The measure was spurred by US concerns that Chinese companies are using investments and acquisitions to gain access to new technology.
Those worries are also behind new US tariffs on Chinese goods.
The law was supported by both Republicans and Democrats in Congress, which approved the measure earlier this year.
It comes as other countries, including the UK, consider ways to toughen their scrutiny of foreign deals with an eye to China.
Details of the bill
The new law expands the type of deals subject to potential review by the Committee on Foreign Investment in the US (CFIUS), which vets foreign investments to see if they pose a risk to national security.
For example, it directs the committee to consider how potential transactions might affect personal data and cyber security and whether an investment gives foreigners access to “material” non-public information.
It also strengthens export controls, allowing the US to review overseas deals, such as joint ventures.
The new law does not specifically name China.
However, it directs CFIUS officials to consider whether the transaction involves a “country of special concern that has a demonstrated or declared strategic goal of acquiring a type of critical technology or critical infrastructure”.
US Treasury Secretary Steven Mnuchin said he welcomed the new law.
Glad to see FIRRMA signed into law today.
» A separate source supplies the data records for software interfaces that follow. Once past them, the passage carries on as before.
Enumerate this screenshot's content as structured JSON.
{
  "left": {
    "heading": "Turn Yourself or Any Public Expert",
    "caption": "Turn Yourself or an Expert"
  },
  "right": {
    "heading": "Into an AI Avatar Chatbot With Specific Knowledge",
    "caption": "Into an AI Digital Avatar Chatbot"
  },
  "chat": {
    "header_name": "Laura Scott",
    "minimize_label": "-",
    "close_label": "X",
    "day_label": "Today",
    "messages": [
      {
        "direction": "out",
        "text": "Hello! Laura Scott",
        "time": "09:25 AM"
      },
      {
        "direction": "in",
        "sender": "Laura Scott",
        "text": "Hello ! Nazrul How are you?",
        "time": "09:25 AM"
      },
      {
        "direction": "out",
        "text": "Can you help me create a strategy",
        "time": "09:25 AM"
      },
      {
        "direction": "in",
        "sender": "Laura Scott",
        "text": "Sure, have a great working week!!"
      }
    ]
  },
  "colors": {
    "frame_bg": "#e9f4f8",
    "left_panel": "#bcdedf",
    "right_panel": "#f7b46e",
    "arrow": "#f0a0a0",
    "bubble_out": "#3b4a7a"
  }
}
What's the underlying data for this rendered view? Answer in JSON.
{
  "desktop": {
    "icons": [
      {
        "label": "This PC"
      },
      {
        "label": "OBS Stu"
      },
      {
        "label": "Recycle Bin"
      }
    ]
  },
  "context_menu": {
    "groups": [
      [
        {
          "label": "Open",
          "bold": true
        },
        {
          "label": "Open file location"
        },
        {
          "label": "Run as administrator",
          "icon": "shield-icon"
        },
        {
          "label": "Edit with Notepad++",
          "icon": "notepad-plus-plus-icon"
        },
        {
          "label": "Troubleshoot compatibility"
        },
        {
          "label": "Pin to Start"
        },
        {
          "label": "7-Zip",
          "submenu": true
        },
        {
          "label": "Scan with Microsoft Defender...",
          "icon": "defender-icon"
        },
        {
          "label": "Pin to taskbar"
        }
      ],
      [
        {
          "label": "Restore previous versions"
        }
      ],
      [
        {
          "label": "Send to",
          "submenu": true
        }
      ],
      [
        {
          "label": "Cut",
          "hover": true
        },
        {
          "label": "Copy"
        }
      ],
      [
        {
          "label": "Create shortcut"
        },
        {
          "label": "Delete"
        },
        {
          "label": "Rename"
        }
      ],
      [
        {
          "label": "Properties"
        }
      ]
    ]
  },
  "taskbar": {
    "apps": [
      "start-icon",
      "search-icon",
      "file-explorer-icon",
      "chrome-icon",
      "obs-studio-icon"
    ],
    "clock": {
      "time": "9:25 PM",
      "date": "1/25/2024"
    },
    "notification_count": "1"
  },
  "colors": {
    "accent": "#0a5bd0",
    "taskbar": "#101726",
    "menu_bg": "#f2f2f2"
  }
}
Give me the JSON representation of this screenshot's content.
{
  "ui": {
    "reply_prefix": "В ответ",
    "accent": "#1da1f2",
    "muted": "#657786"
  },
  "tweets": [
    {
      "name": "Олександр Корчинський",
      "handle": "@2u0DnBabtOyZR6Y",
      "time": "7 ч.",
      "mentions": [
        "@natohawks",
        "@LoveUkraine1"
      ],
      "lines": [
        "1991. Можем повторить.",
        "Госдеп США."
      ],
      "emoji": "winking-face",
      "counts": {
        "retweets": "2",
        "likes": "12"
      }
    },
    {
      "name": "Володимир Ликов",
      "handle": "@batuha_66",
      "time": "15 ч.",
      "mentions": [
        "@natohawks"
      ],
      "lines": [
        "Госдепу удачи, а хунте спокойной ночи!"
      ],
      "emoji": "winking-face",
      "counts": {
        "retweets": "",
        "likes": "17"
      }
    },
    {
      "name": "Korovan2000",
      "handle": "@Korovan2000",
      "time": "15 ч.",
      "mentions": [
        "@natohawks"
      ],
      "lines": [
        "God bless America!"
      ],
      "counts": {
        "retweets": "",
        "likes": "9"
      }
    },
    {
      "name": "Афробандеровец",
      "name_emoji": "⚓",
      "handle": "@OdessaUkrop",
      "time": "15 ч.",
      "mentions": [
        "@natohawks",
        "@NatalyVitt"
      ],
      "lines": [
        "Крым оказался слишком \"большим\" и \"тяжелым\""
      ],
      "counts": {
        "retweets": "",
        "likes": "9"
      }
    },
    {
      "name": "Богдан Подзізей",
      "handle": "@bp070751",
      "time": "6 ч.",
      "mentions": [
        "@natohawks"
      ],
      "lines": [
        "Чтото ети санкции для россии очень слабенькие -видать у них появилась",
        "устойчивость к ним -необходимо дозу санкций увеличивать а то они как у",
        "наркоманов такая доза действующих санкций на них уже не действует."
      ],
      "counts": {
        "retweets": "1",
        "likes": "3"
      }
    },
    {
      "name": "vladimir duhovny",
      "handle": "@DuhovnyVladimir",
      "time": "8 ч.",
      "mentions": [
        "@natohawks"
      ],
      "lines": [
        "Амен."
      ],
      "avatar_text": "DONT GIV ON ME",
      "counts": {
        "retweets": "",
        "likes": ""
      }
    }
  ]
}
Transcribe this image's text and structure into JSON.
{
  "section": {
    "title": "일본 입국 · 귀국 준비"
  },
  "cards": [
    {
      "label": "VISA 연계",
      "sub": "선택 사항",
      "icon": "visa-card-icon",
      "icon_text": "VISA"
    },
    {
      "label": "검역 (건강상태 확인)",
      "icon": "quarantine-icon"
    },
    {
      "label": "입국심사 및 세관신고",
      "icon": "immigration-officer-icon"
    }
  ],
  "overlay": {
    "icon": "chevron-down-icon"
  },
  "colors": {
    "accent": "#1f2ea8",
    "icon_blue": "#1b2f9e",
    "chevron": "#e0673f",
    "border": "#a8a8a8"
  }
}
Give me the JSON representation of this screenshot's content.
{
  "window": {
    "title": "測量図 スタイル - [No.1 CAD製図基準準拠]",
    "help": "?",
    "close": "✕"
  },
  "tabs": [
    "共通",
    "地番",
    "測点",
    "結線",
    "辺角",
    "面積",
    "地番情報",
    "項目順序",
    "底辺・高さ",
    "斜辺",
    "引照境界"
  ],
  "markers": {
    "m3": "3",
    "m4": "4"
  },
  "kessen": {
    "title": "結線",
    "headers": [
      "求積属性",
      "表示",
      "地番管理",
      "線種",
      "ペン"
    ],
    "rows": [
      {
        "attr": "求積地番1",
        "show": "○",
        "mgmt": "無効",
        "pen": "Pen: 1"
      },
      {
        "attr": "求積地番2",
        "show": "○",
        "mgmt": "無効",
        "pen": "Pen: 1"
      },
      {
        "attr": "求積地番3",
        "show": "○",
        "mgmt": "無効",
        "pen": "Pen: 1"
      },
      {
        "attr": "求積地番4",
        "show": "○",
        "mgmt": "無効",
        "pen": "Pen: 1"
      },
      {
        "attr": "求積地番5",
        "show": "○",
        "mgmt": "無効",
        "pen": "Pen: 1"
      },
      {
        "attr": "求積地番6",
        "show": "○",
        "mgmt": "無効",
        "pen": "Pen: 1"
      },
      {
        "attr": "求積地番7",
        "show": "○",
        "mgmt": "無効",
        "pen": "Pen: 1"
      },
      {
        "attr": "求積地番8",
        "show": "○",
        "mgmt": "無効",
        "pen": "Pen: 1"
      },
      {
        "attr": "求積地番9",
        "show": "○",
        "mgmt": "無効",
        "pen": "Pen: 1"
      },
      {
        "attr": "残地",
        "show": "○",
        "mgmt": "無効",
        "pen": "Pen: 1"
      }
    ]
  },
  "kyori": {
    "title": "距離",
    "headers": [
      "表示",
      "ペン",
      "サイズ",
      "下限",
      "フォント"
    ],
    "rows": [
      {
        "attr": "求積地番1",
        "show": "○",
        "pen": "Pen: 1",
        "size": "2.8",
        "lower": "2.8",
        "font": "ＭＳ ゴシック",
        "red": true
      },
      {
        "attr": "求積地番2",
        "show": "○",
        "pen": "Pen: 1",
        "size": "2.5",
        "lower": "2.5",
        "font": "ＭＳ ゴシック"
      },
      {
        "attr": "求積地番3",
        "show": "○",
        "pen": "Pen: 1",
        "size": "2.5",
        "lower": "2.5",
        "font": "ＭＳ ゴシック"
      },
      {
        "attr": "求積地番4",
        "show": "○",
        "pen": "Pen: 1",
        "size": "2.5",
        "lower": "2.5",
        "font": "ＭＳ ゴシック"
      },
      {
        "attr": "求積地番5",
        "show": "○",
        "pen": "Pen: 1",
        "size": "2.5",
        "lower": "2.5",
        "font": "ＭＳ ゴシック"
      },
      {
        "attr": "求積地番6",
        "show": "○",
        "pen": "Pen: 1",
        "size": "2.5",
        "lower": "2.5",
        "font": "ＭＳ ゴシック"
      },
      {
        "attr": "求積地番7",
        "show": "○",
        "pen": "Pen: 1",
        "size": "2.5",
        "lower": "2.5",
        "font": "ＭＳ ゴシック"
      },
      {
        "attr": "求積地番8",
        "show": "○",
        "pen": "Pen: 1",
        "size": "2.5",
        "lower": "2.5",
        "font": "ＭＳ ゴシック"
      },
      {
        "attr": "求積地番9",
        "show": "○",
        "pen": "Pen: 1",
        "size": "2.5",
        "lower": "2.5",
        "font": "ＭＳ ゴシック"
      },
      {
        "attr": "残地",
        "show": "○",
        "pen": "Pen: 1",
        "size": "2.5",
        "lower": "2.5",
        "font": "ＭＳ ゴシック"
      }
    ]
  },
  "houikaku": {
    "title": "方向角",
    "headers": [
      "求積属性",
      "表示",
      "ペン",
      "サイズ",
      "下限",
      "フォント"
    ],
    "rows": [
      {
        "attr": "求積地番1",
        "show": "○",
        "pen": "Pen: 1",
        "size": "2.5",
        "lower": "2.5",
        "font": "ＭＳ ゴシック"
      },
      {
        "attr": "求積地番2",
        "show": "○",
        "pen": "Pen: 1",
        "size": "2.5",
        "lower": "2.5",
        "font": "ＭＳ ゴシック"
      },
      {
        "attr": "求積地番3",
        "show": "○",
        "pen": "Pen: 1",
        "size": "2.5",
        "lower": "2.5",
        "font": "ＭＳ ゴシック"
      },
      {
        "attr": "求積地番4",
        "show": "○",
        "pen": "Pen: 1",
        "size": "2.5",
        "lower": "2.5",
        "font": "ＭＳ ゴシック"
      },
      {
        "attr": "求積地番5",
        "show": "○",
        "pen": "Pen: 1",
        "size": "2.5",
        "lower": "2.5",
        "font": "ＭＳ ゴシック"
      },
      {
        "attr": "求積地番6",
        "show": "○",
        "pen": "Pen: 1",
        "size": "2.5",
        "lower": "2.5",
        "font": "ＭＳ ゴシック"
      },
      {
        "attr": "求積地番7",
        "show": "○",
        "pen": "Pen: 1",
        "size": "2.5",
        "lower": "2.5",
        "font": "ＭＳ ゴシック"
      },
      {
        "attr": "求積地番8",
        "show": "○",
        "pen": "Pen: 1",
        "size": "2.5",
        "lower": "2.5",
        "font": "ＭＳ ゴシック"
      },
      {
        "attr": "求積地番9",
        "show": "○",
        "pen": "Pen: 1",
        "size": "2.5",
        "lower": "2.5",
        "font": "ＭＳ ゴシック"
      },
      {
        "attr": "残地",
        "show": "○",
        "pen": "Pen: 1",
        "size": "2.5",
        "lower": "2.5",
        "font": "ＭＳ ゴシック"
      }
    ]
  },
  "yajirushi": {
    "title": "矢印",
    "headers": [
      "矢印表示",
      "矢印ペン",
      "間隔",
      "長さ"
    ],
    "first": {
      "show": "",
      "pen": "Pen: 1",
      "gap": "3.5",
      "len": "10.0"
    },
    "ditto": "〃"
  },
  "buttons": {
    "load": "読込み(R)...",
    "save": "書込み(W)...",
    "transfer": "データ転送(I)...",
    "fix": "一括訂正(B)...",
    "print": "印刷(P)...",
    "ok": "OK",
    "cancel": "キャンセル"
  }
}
It will strengthen CFIUS and enhance the Government’s capacity to protect critical technology while keeping the U.S. open to investment.
Decline in investment
Even without the new law, rising US scrutiny of Chinese transactions appears to have dampened investor appetite.
Chinese firms completed deals worth $1.8bn in the first half of 2018 – the lowest level in seven years and down more than 90% from the same period in 2017, according to the Rhodium Group, a US research firm.
The decline followed tighter Chinese controls on overseas activity, which contributed to a global contraction in foreign investment last year.
Rhodium found US regulators blocked about $2bn in Chinese deals in the first six months of 2018.
Those included the sale of a US money transfer firm to Ant Financial, Alibaba’s digital payments arm and the acquisition of Skybridge Capital by HNA.
Overall, foreign investment in the US fell 32% from 2016 to 2017, when it totalled about $260bn, according to the US Commerce Department.